Seminars keep visitors busy at 15th Chicago fair
By CHARLES GOOD
The 15th annual TI International Faire was an all-day event sponsored by the Chicago User Group. Think of that for a moment, 15 years! I have been attending annually since 1985. This year’s event was at the Evanston Public Library and was organized by Hal Shanalield. In addition to the exhibit room, there was a separate seminar room with more or less non.stop seminars. Several user groups and dealers had display/sales tables.
In his seminar, Bruce Harrison showed some of his new commercial and public domain products. He had a Yamaha keyboard and impressed the audience by playing music using his revised MidiMaster 99 software. There are AMS enhanced, and non AMS versions of this software. It now allows up to 16 tracks, with individual volume control, and has many other improvements over the original MidiMaster. Some musical
pieces Bruce played were original Midi arrangements by his partner Dolores P. Werths. Bruce also showed an improved AMS slideshow, which can store 84 pictures in memory if you have a lmeg AMS card.
REPORT FROM EUROPE
Berry Hannsen of the Dutch Users Group talked about what is happening in the TI world in Europe. He reported that there is now a European SCSI card which is faster than the SCSI card sold in this country. Shanafield has been given the documentation for this product, in German, and offers to pass copies on to others.
Berry talked about several cards made by Michael Becker and friends, some of which will be sold in this country by Cecure Electronics. These cards include a DSDD controller with clock, a PEB card that takes the place of the console and uses an AT keyboard, an 80-column card with
more than 256K colors, and a GRAM Kracker-like card called the High Speed GPL card.
Berry reports that there are still three active TI user groups in Europe and that the German and English groups are growing. The 1998 European TI show will be in England.
PC99 UPGRADE SHOWN
Mike Wright wowed his audience by showing the latest capabilities of PC99. He showed emulation of the Myarc 512K memoiy expansion card running Myarc Extended BASIC II. He also used the latest AMS diagnostic software to ”test” a 1 meg AMS card emulated under PC99.
In my opinion, the ability to emulate a 1 meg AMS card will become important in the future. That is because Rich Gilbertson will soon make available a version of Extended BASIC that can make full use of the AMS card’s additional memoty for assembly programming.
Mike reports that the Jim Peterson public domain software library of over 55011 disks has been converted
into PC99 format and is available from him and others for free.
Mike also showed a cross-indexed version of all Jim Peterson’s Tips from the Tigercub in Adobe Acrobat format viewable on any PC or Mac. Most or all of the items described in this report will be included in the next upgrade of PC99.

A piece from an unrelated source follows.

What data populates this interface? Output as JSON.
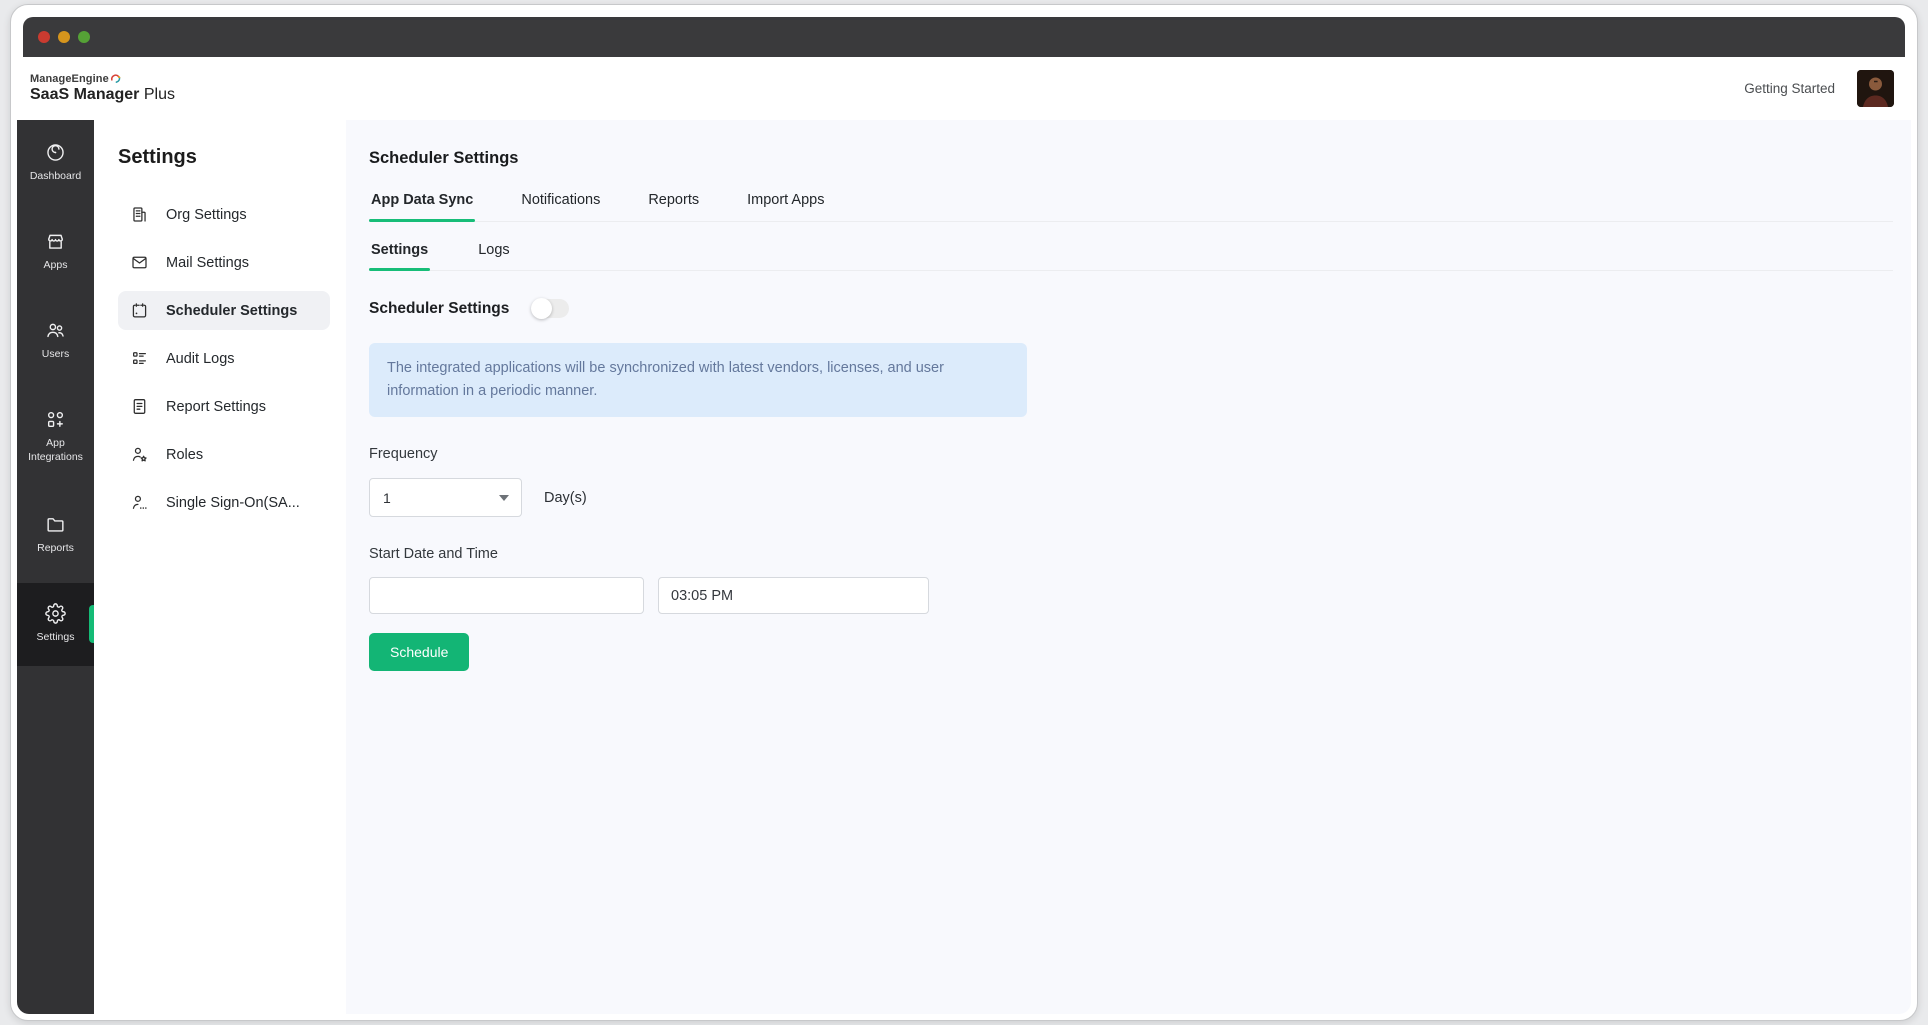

Bud Mills gave an upbeat talk about what is happening with Bud Mills Services. He said that almost all repair work on his products is finished and those who have been waiting should get their PGRAMs or RAM-disks in the mail soon. He reports that some PGRAM cards will trash a module on power down and has worked out a hardware solution to the problem which he will publish soon.
He also said he plans another production run of Horizon 4000 boards with a slight redesign to reduce the possibility of shorting out the card on the back of the PEB. Memory prices for Horizon RAM-disks have come way down, Bud says.. He should soon be able to sell a

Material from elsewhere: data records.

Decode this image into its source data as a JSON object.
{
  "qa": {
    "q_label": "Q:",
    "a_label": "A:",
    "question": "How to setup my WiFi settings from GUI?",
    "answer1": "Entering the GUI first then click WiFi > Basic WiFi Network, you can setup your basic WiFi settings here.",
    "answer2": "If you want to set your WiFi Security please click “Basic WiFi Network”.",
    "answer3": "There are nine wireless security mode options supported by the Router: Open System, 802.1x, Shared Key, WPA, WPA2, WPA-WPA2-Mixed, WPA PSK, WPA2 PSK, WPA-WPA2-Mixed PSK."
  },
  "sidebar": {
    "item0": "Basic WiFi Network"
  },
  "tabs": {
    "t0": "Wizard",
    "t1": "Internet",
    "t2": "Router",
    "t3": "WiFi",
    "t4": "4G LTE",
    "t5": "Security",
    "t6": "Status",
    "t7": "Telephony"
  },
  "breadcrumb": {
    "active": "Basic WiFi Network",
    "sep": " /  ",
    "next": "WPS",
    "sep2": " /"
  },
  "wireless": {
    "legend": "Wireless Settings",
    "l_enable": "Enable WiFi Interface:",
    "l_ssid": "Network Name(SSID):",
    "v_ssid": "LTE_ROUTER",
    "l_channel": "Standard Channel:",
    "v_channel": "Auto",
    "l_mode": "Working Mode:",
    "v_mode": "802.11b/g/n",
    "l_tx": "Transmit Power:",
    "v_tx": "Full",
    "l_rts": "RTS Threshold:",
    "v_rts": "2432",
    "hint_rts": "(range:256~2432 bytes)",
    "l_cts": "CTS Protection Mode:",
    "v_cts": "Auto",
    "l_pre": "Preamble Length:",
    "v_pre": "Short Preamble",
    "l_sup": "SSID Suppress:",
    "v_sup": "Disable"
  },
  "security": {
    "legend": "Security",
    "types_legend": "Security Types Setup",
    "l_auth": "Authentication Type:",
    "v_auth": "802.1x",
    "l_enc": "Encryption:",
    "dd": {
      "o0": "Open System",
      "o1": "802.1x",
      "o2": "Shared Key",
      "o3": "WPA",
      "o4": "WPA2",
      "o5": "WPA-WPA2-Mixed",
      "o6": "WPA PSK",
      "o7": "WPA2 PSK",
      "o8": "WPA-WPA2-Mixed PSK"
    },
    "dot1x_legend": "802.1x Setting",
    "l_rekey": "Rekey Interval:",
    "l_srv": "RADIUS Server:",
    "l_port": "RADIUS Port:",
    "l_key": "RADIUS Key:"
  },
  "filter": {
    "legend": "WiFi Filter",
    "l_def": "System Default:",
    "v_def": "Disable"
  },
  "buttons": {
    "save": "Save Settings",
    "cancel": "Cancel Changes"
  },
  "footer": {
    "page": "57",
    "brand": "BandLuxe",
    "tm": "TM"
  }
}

built 1 meg RAMdisk for about $180, which is the same price that the original 90K Horizon sold for.
HARMSEN, GOOD FETED
After the Evanston library closed Faire participants adjourned to a nearby grill for a delightful meal paid for by the Chicago User Group. Hal Shannafield then presented the awards to two very surprised individuals. The Grant B. Schmalgemeier memorial award is given annually to a member of the Chicago UG who has made outstanding contributions to the group. This year’s recipient was Berry Hannsen in recognition of his efforts in providing news and communication between European and North American user groups. I remember Grant Schmalgemeier from some of the first Chicago Faires I attended in the mid-1980s. Grant had a table near the entrance door and
tried his best to personally greet each of the hundreds of fair attendees.
The John Birdwell memorial award was given this year to me, Charles Good, in appreciation for some of the TI fairs I have organized in past years. I had no idea this was coming and am deeply appreciative of the award. John Birdwell, as many of you know, was the author of DSKU and other fine TI software and was a MlCROpendium columnist.